Additionally, there is debate among some experts as to whether or not the benefits of fluoride outweigh the potential risks.
Ultimately, the decision as to whether or not to use fluoride comes down to individual preference. For those who want to get the maximum benefit from their oral health treatments, fluoride may be worth considering.
However, it is important to weigh both the potential benefits and risks before making a decision.
Is fluoride necessary after cleaning?
Yes, fluoride is necessary after cleaning. Fluoride helps reduce tooth decay by strengthening tooth enamel. After a cleaning, it is especially important to apply Fluoride because the teeth are more likely to be exposed to decay-causing bacteria.
Having fluoride applied directly to the teeth after a cleaning helps protect them from damage and decay. It is important to note that fluoride can be toxic if ingested, so it is important to keep any fluoride products out of the reach of children.
Speak to your dentist about the best ways to use fluoride for optimal oral health.
When should you not use fluoride?
It is generally recommended that children under the age of two should avoid using fluoride toothpaste, and adults may also choose to not use fluoride toothpaste if they are sensitive to it. If a person has a history of fluorosis, they may also decide to avoid fluoride toothpaste and other sources of fluoride.
Additionally, if the drinking water in an area is already fluoridated, then those who live there may choose to abstain from using it in their oral care routine. People who live with chronic kidney disease may also need to limit their fluoride intake, so if this is the case, they should consult with their dentists and physicians.
Finally, people on certain medications that affect their saliva production and therefore their ability to fight cavities, may consider avoiding fluoride since saliva and saliva-substitutes promote the remineralization of teeth—even without fluoride.
Are there side effects to fluoride toothpaste?
Yes, there can be side effects to using fluoride toothpaste, although they are typically mild and not serious. Most commonly, some people may experience irritation to the mouth, lips, and tongue from the fluoride, including temporary stinging or burning sensations.
In some rare cases, overexposure or overexposure to fluoride at a young age can cause a condition known as fluorosis in which discoloration of the teeth may occur.
Individuals who use fluoride toothpaste should follow the packaging instructions for proper dosage in order to avoid any potential side effects. Additionally, children younger than two years of age should use a pea-sized amount of toothpaste on their toothbrush, and children between two and six should use no more than a pea-sized amount.

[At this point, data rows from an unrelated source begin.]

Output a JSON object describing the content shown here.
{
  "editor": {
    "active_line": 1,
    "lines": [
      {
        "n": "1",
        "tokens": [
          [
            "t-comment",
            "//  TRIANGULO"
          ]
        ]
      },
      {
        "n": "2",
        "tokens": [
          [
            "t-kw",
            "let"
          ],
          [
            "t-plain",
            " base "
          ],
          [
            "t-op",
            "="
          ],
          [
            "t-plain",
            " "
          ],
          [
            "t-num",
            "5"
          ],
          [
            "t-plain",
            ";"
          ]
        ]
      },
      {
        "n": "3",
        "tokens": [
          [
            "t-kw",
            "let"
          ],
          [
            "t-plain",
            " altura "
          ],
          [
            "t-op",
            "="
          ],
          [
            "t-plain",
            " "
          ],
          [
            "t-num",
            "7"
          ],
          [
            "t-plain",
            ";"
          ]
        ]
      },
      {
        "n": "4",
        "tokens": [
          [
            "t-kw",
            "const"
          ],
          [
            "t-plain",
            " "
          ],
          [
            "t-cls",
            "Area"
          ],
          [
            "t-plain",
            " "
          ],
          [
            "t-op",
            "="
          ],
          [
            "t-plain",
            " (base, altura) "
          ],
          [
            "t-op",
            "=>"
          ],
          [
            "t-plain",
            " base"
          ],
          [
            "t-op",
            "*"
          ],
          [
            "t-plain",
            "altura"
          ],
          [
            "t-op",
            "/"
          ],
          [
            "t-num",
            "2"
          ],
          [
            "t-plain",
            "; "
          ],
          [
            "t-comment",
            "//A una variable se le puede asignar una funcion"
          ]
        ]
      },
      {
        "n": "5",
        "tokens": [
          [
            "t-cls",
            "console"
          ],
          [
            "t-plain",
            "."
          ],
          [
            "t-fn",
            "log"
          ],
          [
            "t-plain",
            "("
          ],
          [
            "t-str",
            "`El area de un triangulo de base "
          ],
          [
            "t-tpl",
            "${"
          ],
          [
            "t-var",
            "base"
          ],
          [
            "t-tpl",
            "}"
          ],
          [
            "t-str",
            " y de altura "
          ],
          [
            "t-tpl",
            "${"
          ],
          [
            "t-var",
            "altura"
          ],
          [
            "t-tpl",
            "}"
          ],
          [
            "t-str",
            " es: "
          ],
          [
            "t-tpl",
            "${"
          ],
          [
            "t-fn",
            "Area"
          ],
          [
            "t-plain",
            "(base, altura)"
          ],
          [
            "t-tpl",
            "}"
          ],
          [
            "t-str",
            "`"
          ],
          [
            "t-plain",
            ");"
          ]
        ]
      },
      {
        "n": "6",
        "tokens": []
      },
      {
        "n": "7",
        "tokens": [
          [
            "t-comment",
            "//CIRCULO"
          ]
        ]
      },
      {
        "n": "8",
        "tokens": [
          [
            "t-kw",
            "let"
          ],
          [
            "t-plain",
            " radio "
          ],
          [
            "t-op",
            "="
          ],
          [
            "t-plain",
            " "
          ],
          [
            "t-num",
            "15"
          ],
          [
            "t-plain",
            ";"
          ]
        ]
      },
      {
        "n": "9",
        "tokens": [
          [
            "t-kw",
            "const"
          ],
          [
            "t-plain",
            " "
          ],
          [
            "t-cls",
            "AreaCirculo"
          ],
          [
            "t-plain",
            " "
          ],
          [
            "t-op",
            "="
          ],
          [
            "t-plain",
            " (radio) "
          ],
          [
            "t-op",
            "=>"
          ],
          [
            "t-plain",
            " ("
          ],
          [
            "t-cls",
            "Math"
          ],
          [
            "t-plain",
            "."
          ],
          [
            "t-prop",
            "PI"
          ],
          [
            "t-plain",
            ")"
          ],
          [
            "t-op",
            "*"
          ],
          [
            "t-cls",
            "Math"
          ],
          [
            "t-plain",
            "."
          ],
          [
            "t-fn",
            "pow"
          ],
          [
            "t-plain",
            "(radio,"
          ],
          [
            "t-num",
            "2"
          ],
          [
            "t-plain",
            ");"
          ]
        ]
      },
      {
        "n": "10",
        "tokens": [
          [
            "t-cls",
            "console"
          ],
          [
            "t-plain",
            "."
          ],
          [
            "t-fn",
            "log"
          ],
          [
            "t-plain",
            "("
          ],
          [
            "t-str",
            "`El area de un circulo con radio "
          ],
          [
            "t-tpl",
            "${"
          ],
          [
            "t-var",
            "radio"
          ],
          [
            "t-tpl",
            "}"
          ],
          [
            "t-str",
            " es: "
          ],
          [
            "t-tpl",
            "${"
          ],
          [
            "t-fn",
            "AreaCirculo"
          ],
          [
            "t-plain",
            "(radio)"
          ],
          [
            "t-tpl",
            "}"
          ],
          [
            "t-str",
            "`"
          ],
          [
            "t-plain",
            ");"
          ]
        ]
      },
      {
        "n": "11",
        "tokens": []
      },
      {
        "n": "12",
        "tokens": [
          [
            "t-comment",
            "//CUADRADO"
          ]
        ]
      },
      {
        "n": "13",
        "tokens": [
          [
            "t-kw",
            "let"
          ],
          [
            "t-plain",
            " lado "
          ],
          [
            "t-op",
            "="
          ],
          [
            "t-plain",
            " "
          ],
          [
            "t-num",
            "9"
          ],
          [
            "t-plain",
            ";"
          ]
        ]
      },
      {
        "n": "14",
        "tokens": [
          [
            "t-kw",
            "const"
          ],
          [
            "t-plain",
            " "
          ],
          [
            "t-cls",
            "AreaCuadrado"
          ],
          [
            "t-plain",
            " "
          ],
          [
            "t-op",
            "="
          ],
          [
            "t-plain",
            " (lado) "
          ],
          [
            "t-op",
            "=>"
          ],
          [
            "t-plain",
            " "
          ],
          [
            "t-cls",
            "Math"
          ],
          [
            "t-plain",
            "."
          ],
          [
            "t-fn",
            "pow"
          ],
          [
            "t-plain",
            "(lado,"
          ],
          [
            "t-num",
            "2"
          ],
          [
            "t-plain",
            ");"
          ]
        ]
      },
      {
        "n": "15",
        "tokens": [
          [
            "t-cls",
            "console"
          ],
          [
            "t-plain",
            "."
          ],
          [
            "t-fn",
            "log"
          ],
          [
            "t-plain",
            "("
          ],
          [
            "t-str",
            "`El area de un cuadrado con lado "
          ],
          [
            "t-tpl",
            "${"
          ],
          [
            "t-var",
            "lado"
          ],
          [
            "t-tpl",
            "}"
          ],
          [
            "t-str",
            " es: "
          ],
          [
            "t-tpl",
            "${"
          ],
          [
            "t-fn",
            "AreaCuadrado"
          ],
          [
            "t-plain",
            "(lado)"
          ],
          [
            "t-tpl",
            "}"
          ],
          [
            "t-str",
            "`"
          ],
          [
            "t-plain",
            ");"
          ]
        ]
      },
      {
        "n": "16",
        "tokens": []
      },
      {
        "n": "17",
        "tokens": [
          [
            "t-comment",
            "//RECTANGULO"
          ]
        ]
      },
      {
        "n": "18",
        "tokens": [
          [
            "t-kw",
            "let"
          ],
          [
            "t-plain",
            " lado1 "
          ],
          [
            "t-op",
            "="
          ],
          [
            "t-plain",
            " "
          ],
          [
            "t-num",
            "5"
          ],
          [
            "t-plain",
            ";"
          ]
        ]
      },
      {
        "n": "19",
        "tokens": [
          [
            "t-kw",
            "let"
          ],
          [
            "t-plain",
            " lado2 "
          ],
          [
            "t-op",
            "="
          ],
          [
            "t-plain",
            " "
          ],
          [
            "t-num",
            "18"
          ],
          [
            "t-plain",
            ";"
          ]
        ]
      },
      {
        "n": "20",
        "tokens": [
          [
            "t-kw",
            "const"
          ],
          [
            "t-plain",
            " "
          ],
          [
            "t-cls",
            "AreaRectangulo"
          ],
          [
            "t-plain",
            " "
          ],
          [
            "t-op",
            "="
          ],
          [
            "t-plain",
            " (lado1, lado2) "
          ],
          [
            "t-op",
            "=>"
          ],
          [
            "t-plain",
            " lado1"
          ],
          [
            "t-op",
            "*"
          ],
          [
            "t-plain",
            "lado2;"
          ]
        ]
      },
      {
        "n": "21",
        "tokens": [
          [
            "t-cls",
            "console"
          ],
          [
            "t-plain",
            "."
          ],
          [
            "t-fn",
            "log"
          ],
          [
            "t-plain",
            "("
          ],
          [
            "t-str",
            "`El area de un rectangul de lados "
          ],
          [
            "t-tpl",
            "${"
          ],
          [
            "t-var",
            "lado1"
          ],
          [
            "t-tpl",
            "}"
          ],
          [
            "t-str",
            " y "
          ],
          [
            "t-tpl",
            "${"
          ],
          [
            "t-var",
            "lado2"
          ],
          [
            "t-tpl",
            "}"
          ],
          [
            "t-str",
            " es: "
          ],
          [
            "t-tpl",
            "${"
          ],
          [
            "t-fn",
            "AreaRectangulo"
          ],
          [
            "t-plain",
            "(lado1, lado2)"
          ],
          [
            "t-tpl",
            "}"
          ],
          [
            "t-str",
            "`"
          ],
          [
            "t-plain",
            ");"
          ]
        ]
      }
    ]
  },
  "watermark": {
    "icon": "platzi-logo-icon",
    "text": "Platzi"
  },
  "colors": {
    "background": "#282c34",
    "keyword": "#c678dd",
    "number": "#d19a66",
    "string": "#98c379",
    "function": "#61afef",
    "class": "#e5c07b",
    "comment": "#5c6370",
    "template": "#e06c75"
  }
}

Children should be supervised when brushing their teeth to ensure they do not swallow the toothpaste. If any side effects occur, it is best to stop using the product and consult a physician.
Should I use toothpaste without fluoride?
It depends on your individual needs and circumstances. If you are looking to reduce your exposure to fluoride, non-fluoride toothpaste may be a good choice. Studies have suggested that fluoride in toothpaste can have some benefits, including reducing the risk of cavities, but it’s important to weigh the pros and cons of both types of toothpaste.
For those who are concerned about their exposure to fluoride, non-fluoride toothpaste is an option. Generally, these contain additional ingredients to help protect teeth and gums from plaque and bacteria, such as natural oils, herbal extracts, and other special ingredients.
Studies have suggested that these ingredients may help reduce the risk of tooth decay and cavities. However, since non-fluoride toothpastes don’t contain fluoride, there is no evidence that they can help prevent cavities as effectively as fluoride toothpaste.
So, whether or not to use toothpaste without fluoride is ultimately a personal decision. If you’re concerned about your exposure to fluoride, non-fluoride toothpaste is certainly an option. However, you may want to discuss the pros and cons of both types of toothpaste with your dentist or healthcare provider before making a decision.